Localization is always a tricky thing, even now. That’s why it’s so refreshing to see Richard Honeywood and Level-5 take the spirit of the script in Ni no Kuni and be willing to fully explore the fun ways to use the world to play with it. Sure, every once in awhile, one of the many, many puns feels forced, but for every one of those, you’ve got a cat king called His Meowjesty, a crow talking about being raven mad and a desert oasis with milk springs run by a Cowlipha. It runs the gamut from clever to just silly, and I loved every moment of it.

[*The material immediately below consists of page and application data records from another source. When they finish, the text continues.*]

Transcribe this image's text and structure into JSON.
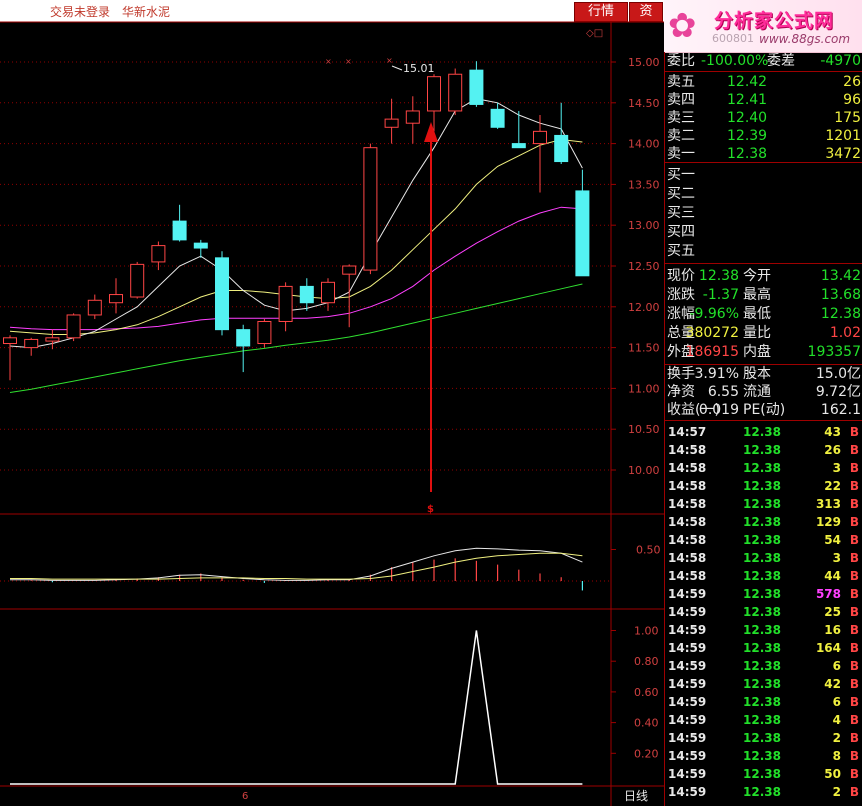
{
  "header": {
    "trade_status": "交易未登录",
    "stock_name": "华新水泥",
    "tab_quote": "行情",
    "tab_info": "资",
    "logo_title": "分析家公式网",
    "logo_url": "www.88gs.com",
    "logo_ghost": "600801"
  },
  "colors": {
    "up": "#ff4545",
    "down": "#54f2f2",
    "ma5": "#e8e8e8",
    "ma10": "#f0f080",
    "ma20": "#ff40ff",
    "ma60": "#30e030",
    "grid": "#9e0000"
  },
  "main_chart": {
    "price_axis": [
      "15.00",
      "14.50",
      "14.00",
      "13.50",
      "13.00",
      "12.50",
      "12.00",
      "11.50",
      "11.00",
      "10.50",
      "10.00"
    ],
    "high_label": "15.01",
    "signal_marker": "$",
    "marker_symbol": "◇□"
  },
  "sub_chart1": {
    "axis": [
      "0.50"
    ]
  },
  "sub_chart2": {
    "axis": [
      "1.00",
      "0.80",
      "0.60",
      "0.40",
      "0.20"
    ]
  },
  "bottom": {
    "period_label": "日线",
    "date_tick": "6"
  },
  "chart_data": [
    {
      "type": "candlestick",
      "title": "",
      "ylim": [
        9.6,
        15.15
      ],
      "candles": [
        [
          11.55,
          11.65,
          11.1,
          11.62
        ],
        [
          11.5,
          11.62,
          11.4,
          11.6
        ],
        [
          11.58,
          11.72,
          11.48,
          11.62
        ],
        [
          11.62,
          11.92,
          11.58,
          11.9
        ],
        [
          11.9,
          12.15,
          11.85,
          12.08
        ],
        [
          12.05,
          12.35,
          11.92,
          12.15
        ],
        [
          12.12,
          12.55,
          12.1,
          12.52
        ],
        [
          12.55,
          12.8,
          12.45,
          12.75
        ],
        [
          13.05,
          13.25,
          12.8,
          12.82
        ],
        [
          12.78,
          12.82,
          12.6,
          12.72
        ],
        [
          12.6,
          12.68,
          11.65,
          11.72
        ],
        [
          11.72,
          11.78,
          11.2,
          11.52
        ],
        [
          11.55,
          11.85,
          11.5,
          11.82
        ],
        [
          11.82,
          12.3,
          11.7,
          12.25
        ],
        [
          12.25,
          12.35,
          11.95,
          12.05
        ],
        [
          12.05,
          12.35,
          11.95,
          12.3
        ],
        [
          12.4,
          12.52,
          11.75,
          12.5
        ],
        [
          12.45,
          14.0,
          12.4,
          13.95
        ],
        [
          14.2,
          14.55,
          14.0,
          14.3
        ],
        [
          14.25,
          14.58,
          14.0,
          14.4
        ],
        [
          14.4,
          14.85,
          14.15,
          14.82
        ],
        [
          14.4,
          14.92,
          14.35,
          14.85
        ],
        [
          14.9,
          15.01,
          14.45,
          14.48
        ],
        [
          14.42,
          14.5,
          14.18,
          14.2
        ],
        [
          14.0,
          14.4,
          13.95,
          13.95
        ],
        [
          14.0,
          14.35,
          13.4,
          14.15
        ],
        [
          14.1,
          14.5,
          13.75,
          13.78
        ],
        [
          13.42,
          13.68,
          12.38,
          12.38
        ]
      ],
      "ma5": [
        11.52,
        11.5,
        11.55,
        11.62,
        11.7,
        11.85,
        12.0,
        12.25,
        12.5,
        12.62,
        12.45,
        12.2,
        12.02,
        11.95,
        11.98,
        12.05,
        12.18,
        12.65,
        13.1,
        13.55,
        13.95,
        14.4,
        14.55,
        14.5,
        14.35,
        14.25,
        14.18,
        13.7
      ],
      "ma10": [
        11.7,
        11.68,
        11.66,
        11.66,
        11.68,
        11.72,
        11.78,
        11.88,
        12.0,
        12.12,
        12.2,
        12.2,
        12.18,
        12.15,
        12.12,
        12.1,
        12.12,
        12.25,
        12.45,
        12.7,
        12.95,
        13.2,
        13.5,
        13.72,
        13.85,
        13.98,
        14.05,
        14.02
      ],
      "ma20": [
        11.75,
        11.73,
        11.72,
        11.72,
        11.72,
        11.73,
        11.74,
        11.76,
        11.8,
        11.84,
        11.86,
        11.86,
        11.86,
        11.86,
        11.86,
        11.88,
        11.92,
        12.0,
        12.1,
        12.25,
        12.45,
        12.62,
        12.78,
        12.92,
        13.05,
        13.15,
        13.22,
        13.2
      ],
      "ma60": [
        10.95,
        10.99,
        11.04,
        11.09,
        11.14,
        11.19,
        11.24,
        11.29,
        11.34,
        11.38,
        11.42,
        11.46,
        11.49,
        11.53,
        11.56,
        11.59,
        11.63,
        11.68,
        11.74,
        11.8,
        11.86,
        11.92,
        11.98,
        12.04,
        12.1,
        12.16,
        12.22,
        12.28
      ]
    },
    {
      "type": "line",
      "title": "",
      "ylim": [
        -0.15,
        0.95
      ],
      "series": [
        {
          "values": [
            0.02,
            0.02,
            0.01,
            0.01,
            0.01,
            0.02,
            0.03,
            0.05,
            0.09,
            0.1,
            0.07,
            0.04,
            0.02,
            0.01,
            0.01,
            0.02,
            0.02,
            0.08,
            0.2,
            0.3,
            0.4,
            0.48,
            0.52,
            0.51,
            0.49,
            0.48,
            0.44,
            0.3
          ]
        },
        {
          "values": [
            0.04,
            0.04,
            0.03,
            0.03,
            0.03,
            0.03,
            0.03,
            0.03,
            0.04,
            0.05,
            0.05,
            0.05,
            0.04,
            0.04,
            0.03,
            0.03,
            0.03,
            0.04,
            0.08,
            0.15,
            0.22,
            0.3,
            0.36,
            0.4,
            0.42,
            0.44,
            0.44,
            0.4
          ]
        }
      ],
      "bars": [
        0.0,
        0.01,
        -0.02,
        0.0,
        0.0,
        0.03,
        0.04,
        0.06,
        0.1,
        0.12,
        0.06,
        0.02,
        -0.03,
        0.01,
        0.0,
        0.03,
        0.03,
        0.1,
        0.22,
        0.3,
        0.34,
        0.36,
        0.32,
        0.26,
        0.18,
        0.12,
        0.06,
        -0.15
      ]
    },
    {
      "type": "line",
      "title": "",
      "ylim": [
        0,
        1.08
      ],
      "series": [
        {
          "values": [
            0,
            0,
            0,
            0,
            0,
            0,
            0,
            0,
            0,
            0,
            0,
            0,
            0,
            0,
            0,
            0,
            0,
            0,
            0,
            0,
            0,
            0,
            1,
            0,
            0,
            0,
            0,
            0
          ]
        }
      ]
    }
  ],
  "quote": {
    "ratio_label": "委比",
    "ratio_value": "-100.00%",
    "diff_label": "委差",
    "diff_value": "-4970",
    "asks": [
      {
        "label": "卖五",
        "price": "12.42",
        "vol": "26"
      },
      {
        "label": "卖四",
        "price": "12.41",
        "vol": "96"
      },
      {
        "label": "卖三",
        "price": "12.40",
        "vol": "175"
      },
      {
        "label": "卖二",
        "price": "12.39",
        "vol": "1201"
      },
      {
        "label": "卖一",
        "price": "12.38",
        "vol": "3472"
      }
    ],
    "bids": [
      {
        "label": "买一"
      },
      {
        "label": "买二"
      },
      {
        "label": "买三"
      },
      {
        "label": "买四"
      },
      {
        "label": "买五"
      }
    ],
    "stats": [
      {
        "l1": "现价",
        "v1": "12.38",
        "c1": "green",
        "l2": "今开",
        "v2": "13.42",
        "c2": "green"
      },
      {
        "l1": "涨跌",
        "v1": "-1.37",
        "c1": "green",
        "l2": "最高",
        "v2": "13.68",
        "c2": "green"
      },
      {
        "l1": "涨幅",
        "v1": "-9.96%",
        "c1": "green",
        "l2": "最低",
        "v2": "12.38",
        "c2": "green"
      },
      {
        "l1": "总量",
        "v1": "380272",
        "c1": "yellow",
        "l2": "量比",
        "v2": "1.02",
        "c2": "red"
      },
      {
        "l1": "外盘",
        "v1": "186915",
        "c1": "red",
        "l2": "内盘",
        "v2": "193357",
        "c2": "green"
      }
    ],
    "fundamentals": [
      {
        "l1": "换手",
        "v1": "3.91%",
        "l2": "股本",
        "v2": "15.0亿"
      },
      {
        "l1": "净资",
        "v1": "6.55",
        "l2": "流通",
        "v2": "9.72亿"
      },
      {
        "l1": "收益(一)",
        "v1": "0.019",
        "l2": "PE(动)",
        "v2": "162.1"
      }
    ]
  },
  "ticks": [
    {
      "time": "14:57",
      "price": "12.38",
      "vol": "43",
      "vc": "yellow",
      "dir": "B"
    },
    {
      "time": "14:58",
      "price": "12.38",
      "vol": "26",
      "vc": "yellow",
      "dir": "B"
    },
    {
      "time": "14:58",
      "price": "12.38",
      "vol": "3",
      "vc": "yellow",
      "dir": "B"
    },
    {
      "time": "14:58",
      "price": "12.38",
      "vol": "22",
      "vc": "yellow",
      "dir": "B"
    },
    {
      "time": "14:58",
      "price": "12.38",
      "vol": "313",
      "vc": "yellow",
      "dir": "B"
    },
    {
      "time": "14:58",
      "price": "12.38",
      "vol": "129",
      "vc": "yellow",
      "dir": "B"
    },
    {
      "time": "14:58",
      "price": "12.38",
      "vol": "54",
      "vc": "yellow",
      "dir": "B"
    },
    {
      "time": "14:58",
      "price": "12.38",
      "vol": "3",
      "vc": "yellow",
      "dir": "B"
    },
    {
      "time": "14:58",
      "price": "12.38",
      "vol": "44",
      "vc": "yellow",
      "dir": "B"
    },
    {
      "time": "14:59",
      "price": "12.38",
      "vol": "578",
      "vc": "purple",
      "dir": "B"
    },
    {
      "time": "14:59",
      "price": "12.38",
      "vol": "25",
      "vc": "yellow",
      "dir": "B"
    },
    {
      "time": "14:59",
      "price": "12.38",
      "vol": "16",
      "vc": "yellow",
      "dir": "B"
    },
    {
      "time": "14:59",
      "price": "12.38",
      "vol": "164",
      "vc": "yellow",
      "dir": "B"
    },
    {
      "time": "14:59",
      "price": "12.38",
      "vol": "6",
      "vc": "yellow",
      "dir": "B"
    },
    {
      "time": "14:59",
      "price": "12.38",
      "vol": "42",
      "vc": "yellow",
      "dir": "B"
    },
    {
      "time": "14:59",
      "price": "12.38",
      "vol": "6",
      "vc": "yellow",
      "dir": "B"
    },
    {
      "time": "14:59",
      "price": "12.38",
      "vol": "4",
      "vc": "yellow",
      "dir": "B"
    },
    {
      "time": "14:59",
      "price": "12.38",
      "vol": "2",
      "vc": "yellow",
      "dir": "B"
    },
    {
      "time": "14:59",
      "price": "12.38",
      "vol": "8",
      "vc": "yellow",
      "dir": "B"
    },
    {
      "time": "14:59",
      "price": "12.38",
      "vol": "50",
      "vc": "yellow",
      "dir": "B"
    },
    {
      "time": "14:59",
      "price": "12.38",
      "vol": "2",
      "vc": "yellow",
      "dir": "B"
    }
  ]
}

Sometimes this is essential to advance the plot, but most often it is a side quest. Doing side quests will earn you rewards and merit points, which can be used to purchase abilities of varying usefulness, from pointless but fun jumping on the world map to increased glim creation or even improved familiar recruitment. Bounty hunts are also available, and these usually pit you against slightly stronger versions of normal enemies.

You’ll also eventually gain the ability to create items using an alchemy pot, which is a great and powerful feature, since it enables you to create more powerful items, weapons and armor than you can purchase, but it’s implementation can be a bit of a pain at times. You can either choose to experiment or go by a recipe, as usual, but when an experiment creates a useful object, you’ll have to remember what you did. Only recipes you’ve been given by NPCs get recorded in the recipe list.

Of course, it’s impossible to talk about Ni no Kuni at all without mentioning its graphics or localization. Studio Ghibli did the graphics, so it was a given that the cutscenes would look amazing, but they succeeded in making every single part of the world of Ni no Kuni look and feel like it belongs in one of their movies. Imagine playing Kiki’s Delivery Service as Kiki, or visiting the world of Howl’s Moving Castle as an interactive and player-driven experience. This is what every moment feels like, to the point that I sometimes just stop playing and marvel at the world.

As for the localization, the voice acting is sometimes hit-or-miss, and Oliver sometimes can’t decide whether to use his British or American accent (I have that trouble myself sometimes), but in general it does a good enough job to draw you in. Where the writing really shines though is in the script. Whether it is giving a character an accent, like Drippy’s Welsh, or simply playing on words, the script is brilliantly localized.

Taken all together, Ni no Kuni is a game that everyone should experience, whether they are usually a fan of RPGs or not. There are a couple of minor annoyances, but this is a world begging to be experienced and explored, and its siren call should not be ignored.

Pros: Great characters, feel-good story, enjoyable combat, wonderfully punny localization
Cons: AI sometimes gets stupid, alchemy isn’t implemented very well

Score: 5/5

Questions? Check out our review guide.

{ 5 comments }

WesFX February 4, 2013 at 9:50 pm

It seems like the new secret to a great JRPGs is English voice actors. :)

Just curious, do you personally play many RPGs, Shawn? I wasn’t quite able to gather that for certain from this review, but there were some things that made me think you do.

Graham Russell February 5, 2013 at 9:04 am

He does! He’s written quite a bit about them just in the last year. (He’s also a fan of strategy and sports!)

Shawn Vermette February 5, 2013 at 5:22 pm

I do indeed, Wes! It’s definitely my favorite genre, and I try to play as many of them as I can. In fact, I’m fairly sure that RPGs made up almost my entire top 10 list from last year. (And as Graham said, I tend to review a lot of them too)

WesFX February 6, 2013 at 2:42 pm

Ah! Glad to see Ni no Kuni is still so interesting to avid RPG players.

Other sites I visit, where the game was getting high ratings, I noticed that the reviewers seem to have stepped away from RPGs in the past few years.

Shawn Vermette February 10, 2013 at 10:39 pm

Yeah, it seems like a number of RPG veterans are put off by the hand holding in Ni no Kuni. Personally, while it does go on a little longer than I’d prefer, it’s such a minor thing that it’s not even worth mentioning.